The discovery of a near 3,000-year-old platform, built among wetlands and rivers of the Mexican tropical forest, offers new insight into the Maya’s early communal development.
The site, called Aguada Fénix, is the earliest and largest known monumental structure built by the Maya and challenges the existing narrative that the Maya civilization developed gradually, with small villages emerging during the Middle Preclassic period (1,000–350 B.C.). The latest findings are detailed in a Nature paper.
“This mega platform is among the largest edifices built in Pre-Hispanic America and the biggest in the Maya world thus far found, yet it dates to the earliest phase of Maya history,” says University of Texas at Austin geographer Timothy Beach, a co-author on the study. “It was huge, it was early, it was Maya as separate from Olmec and other cultures, and it was built with incredible labor, all of which are teeming with implications.”
The researchers, led by University of Arizona archaeologist Takeshi Inomata, discovered the previously unknown Maya site in Tabasco, Mexico by conducting an airborne LIDAR survey, a remote-sensing method using lasers to create a 3D map of the earth’s surface, combined with intensive excavations.
Aguada Fénix sits 10–15 meters above the surrounding area, measuring 1,413 meters north to south and 399 meters east to west, with nine tracks extending from its sides. Through carbon dating, the researchers determined the structure was built between 1,000 and 800 B.C.
“This shows that Maya culture was already formed and complex in several ways near its start rather than gradually over its first millennium, somewhere around 3,000 to 2,000 years ago,” says Beach, who analyzed the region’s soils, water quality and wetlands. “At the inception of Maya history, some great centrifugal, societal force brought the earliest Maya groups together around a huge and unifying project to build a structure larger than any they would build again”

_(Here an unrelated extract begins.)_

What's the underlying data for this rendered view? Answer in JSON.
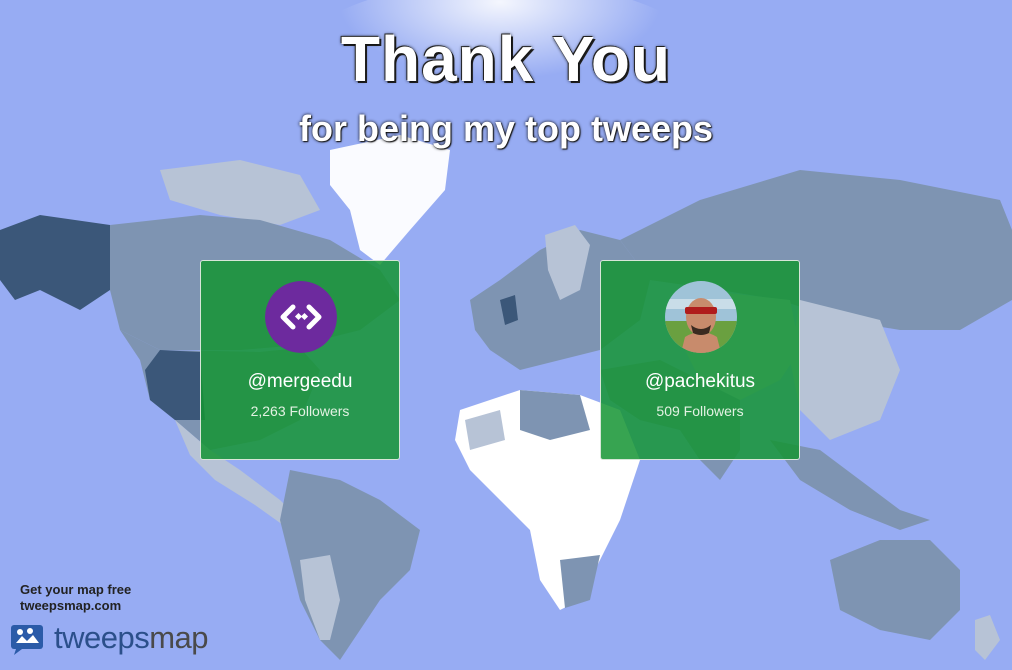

Aguada Fénix is unique from other archaeological sites from around the same period in important ways, the researchers note. First, its lack of clear indicators of social inequality, such as sculptures of high-status individuals, suggests the importance of communal work in the initial development of the Maya civilization. Secondly, excavations from the site showed hints of “remarkable” and intentional patterns.

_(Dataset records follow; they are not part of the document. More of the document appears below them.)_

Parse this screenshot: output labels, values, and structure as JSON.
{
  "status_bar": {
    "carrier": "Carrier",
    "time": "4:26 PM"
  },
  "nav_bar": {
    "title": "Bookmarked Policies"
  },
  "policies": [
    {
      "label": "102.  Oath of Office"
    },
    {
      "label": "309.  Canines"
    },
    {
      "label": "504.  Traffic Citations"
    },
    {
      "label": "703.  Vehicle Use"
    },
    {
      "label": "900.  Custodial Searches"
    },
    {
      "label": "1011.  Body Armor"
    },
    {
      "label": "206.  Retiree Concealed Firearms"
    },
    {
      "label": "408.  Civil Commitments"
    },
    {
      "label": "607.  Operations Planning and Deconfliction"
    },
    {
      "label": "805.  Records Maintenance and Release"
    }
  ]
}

“Clearly the early Maya builders were creating these patterns with different colored sources for some purpose,” says Beach. Through field work and analyses carried out in the Soils & Geoarchaeology Lab and Environmental Hydrology and Water Quality Lab, Beach and UT Austin student researchers were able to determine the sources of the various soils.
“We are analyzing essential soil chemistry, physics, and organics to understand the nature of the different colored soil mosaics that build up this massive platform,” Beach says. “Any good article answers some questions but raises many more, which we are pursuing.”
Recent UT Austin geography graduate Fernando Casal presented the soil and water analyses last year to the American Association of Geographers, and alongside Beach to the Society for American Archaeology. Given current pandemic circumstances and travel advisories, Inomata has collected more soil samples for Beach’s lab to analyze when work can resume, at which point UT Austin geography professor Sheryl Luzzadder-Beach will conduct further studies on the region’s water chemistry. Working remotely, Leila Donn, UT Austin doctoral candidate in Geography and the Environment, is using machine learning (AI) on the LIDAR images to detect other ancient sites that may have been overlooked.